What exactly are boosters?
A booster shot is an additional dosage of vaccine that provides more protection against a specific disease, in this case, COVID-19.
According to Anita Gupta, DO, an adjunct assistant professor of anesthesiology, critical care medicine, and pain medicine at the Johns Hopkins University School of Medicine, “boosters are just what the title says.”
Who qualifies for Pfizer’s Covid booster?
According to amended FDA emergency use authorization rules, some groups of persons who have been completely vaccinated with the Pfizer vaccine for 6 months or longer can now get a single Pfizer booster dose.
If you’ve had other CORONA vaccines, such as Moderna or Johnson & Johnson, you won’t be able to get the Pfizer booster.
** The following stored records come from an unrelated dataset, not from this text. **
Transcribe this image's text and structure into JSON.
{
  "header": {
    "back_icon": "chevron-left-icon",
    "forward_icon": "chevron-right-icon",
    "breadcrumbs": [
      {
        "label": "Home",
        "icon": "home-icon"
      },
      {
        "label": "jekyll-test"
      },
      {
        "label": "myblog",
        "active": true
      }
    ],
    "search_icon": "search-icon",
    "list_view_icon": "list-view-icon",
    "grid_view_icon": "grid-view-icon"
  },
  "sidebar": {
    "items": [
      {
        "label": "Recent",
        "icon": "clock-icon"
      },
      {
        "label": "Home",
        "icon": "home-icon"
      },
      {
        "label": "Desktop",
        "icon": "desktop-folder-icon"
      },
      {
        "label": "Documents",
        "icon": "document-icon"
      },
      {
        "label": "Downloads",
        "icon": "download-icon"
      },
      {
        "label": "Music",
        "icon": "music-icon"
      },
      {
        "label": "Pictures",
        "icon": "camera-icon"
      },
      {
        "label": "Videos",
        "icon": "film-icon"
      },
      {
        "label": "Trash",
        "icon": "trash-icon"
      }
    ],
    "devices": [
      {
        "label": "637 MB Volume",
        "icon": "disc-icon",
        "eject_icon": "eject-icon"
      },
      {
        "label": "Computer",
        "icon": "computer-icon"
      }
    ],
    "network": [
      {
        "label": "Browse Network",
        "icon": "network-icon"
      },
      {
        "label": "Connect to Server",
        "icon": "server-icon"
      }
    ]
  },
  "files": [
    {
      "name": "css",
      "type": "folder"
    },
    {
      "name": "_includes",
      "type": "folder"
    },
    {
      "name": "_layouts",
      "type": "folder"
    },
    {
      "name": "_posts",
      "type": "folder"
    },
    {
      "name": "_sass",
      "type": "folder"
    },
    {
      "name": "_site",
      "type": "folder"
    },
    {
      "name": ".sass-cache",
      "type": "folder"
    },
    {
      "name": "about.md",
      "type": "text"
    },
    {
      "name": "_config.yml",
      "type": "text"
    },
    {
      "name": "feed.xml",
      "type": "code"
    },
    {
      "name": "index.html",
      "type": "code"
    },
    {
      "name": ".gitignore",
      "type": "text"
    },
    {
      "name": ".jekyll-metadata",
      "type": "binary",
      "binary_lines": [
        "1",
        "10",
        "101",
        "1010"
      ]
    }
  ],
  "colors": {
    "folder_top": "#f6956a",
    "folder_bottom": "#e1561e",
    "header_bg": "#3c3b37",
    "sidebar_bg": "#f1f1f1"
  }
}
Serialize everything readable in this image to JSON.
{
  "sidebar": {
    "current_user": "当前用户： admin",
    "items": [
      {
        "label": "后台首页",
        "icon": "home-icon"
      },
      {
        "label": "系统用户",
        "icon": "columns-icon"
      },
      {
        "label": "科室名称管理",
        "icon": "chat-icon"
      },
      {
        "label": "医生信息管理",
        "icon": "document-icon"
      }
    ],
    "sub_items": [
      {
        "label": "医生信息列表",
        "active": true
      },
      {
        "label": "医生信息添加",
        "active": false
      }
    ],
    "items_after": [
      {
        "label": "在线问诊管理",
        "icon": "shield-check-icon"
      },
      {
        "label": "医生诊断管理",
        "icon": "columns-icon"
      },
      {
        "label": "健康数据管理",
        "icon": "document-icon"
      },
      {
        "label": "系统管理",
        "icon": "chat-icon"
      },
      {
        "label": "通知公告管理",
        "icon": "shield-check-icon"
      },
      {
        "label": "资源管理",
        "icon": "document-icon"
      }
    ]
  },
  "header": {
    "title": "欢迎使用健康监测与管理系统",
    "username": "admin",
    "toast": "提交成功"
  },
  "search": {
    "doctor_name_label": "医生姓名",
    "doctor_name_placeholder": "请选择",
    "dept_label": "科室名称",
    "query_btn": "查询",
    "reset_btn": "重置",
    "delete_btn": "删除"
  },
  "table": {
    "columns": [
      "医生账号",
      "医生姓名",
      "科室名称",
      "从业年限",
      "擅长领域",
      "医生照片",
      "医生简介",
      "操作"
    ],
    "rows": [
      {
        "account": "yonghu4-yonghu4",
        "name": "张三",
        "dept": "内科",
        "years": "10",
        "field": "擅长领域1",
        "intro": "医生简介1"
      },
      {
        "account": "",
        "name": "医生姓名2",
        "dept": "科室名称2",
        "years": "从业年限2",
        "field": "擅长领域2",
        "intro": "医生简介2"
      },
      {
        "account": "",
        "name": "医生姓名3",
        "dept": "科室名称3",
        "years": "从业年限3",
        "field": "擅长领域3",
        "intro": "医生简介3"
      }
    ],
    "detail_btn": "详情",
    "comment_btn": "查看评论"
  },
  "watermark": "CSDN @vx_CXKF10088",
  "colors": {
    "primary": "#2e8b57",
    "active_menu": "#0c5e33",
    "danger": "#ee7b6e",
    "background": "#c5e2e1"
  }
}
If you had the Pfizer vaccine and are a member of one of the following groups, you can get a Pfizer booster:
- 65 years old and up
- 18 years of age or older with a high risk of CORONA infection
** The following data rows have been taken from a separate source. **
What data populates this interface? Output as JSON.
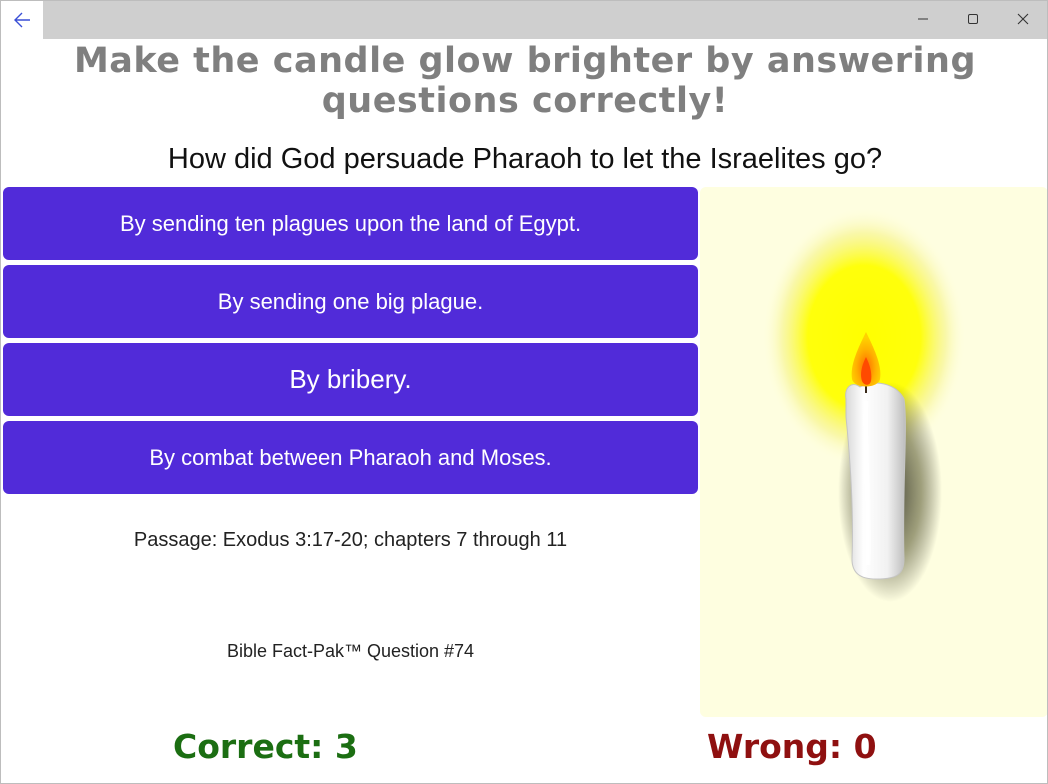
{
  "window": {
    "controls": {
      "back_icon": "arrow-left-icon",
      "minimize_icon": "minimize-icon",
      "maximize_icon": "maximize-icon",
      "close_icon": "close-icon"
    }
  },
  "heading": "Make the candle glow brighter by answering questions correctly!",
  "question": "How did God persuade Pharaoh to let the Israelites go?",
  "answers": [
    "By sending ten plagues upon the land of Egypt.",
    "By sending one big plague.",
    "By bribery.",
    "By combat between Pharaoh and Moses."
  ],
  "passage": "Passage: Exodus 3:17-20; chapters 7 through 11",
  "fact_pak": "Bible Fact-Pak™ Question #74",
  "score": {
    "correct_label": "Correct: 3",
    "wrong_label": "Wrong: 0"
  },
  "colors": {
    "answer_bg": "#512bd9",
    "heading": "#7f7f7f",
    "correct": "#1b6e12",
    "wrong": "#8f1010",
    "candle_panel_bg": "#fefee0",
    "glow": "#ffff00"
  }
}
- If you work or reside in an environment where you are at high risk for COVID-19. Health-care personnel, teachers, and those in prisons and homeless shelters, for example.
If I had another COVID-19 vaccination, such as Moderna or Johnson & Johnson, when may I expect to receive a Pfizer booster?
The exact timing is unknown, but given that Moderna recently submitted data to the FDA and Johnson & Johnson will be following suit shortly, it shouldn’t belong.
According to Eric Ascher, DO, a family care specialist at Lenox Hill Hospital in New York City, the fact that Pfizer boosters are now available to specific high-risk groups is a strong indication that boosters for other COVID-19 vaccinations aren’t far behind.
What is the cost of my Pfizer booster and where can I acquire it?
According to the CDC, you can get a booster shot through pharmacies, your doctor’s office, health departments, occupational clinics, and federal programs.
All COVID-19 vaccine boosters are entirely free.
Is it necessary for me to produce confirmation of receiving the Pfizer vaccine before receiving a Pfizer booster?
The quick answer is that it’s unlikely. However, Schaffner advises that you follow FDA recommendations and only get a Pfizer booster if you’ve already had the Pfizer vaccine.
Do we need to demonstrate evidence of being at high risk owing to an underlying medical condition, or that we live or work in an area where we are over 65?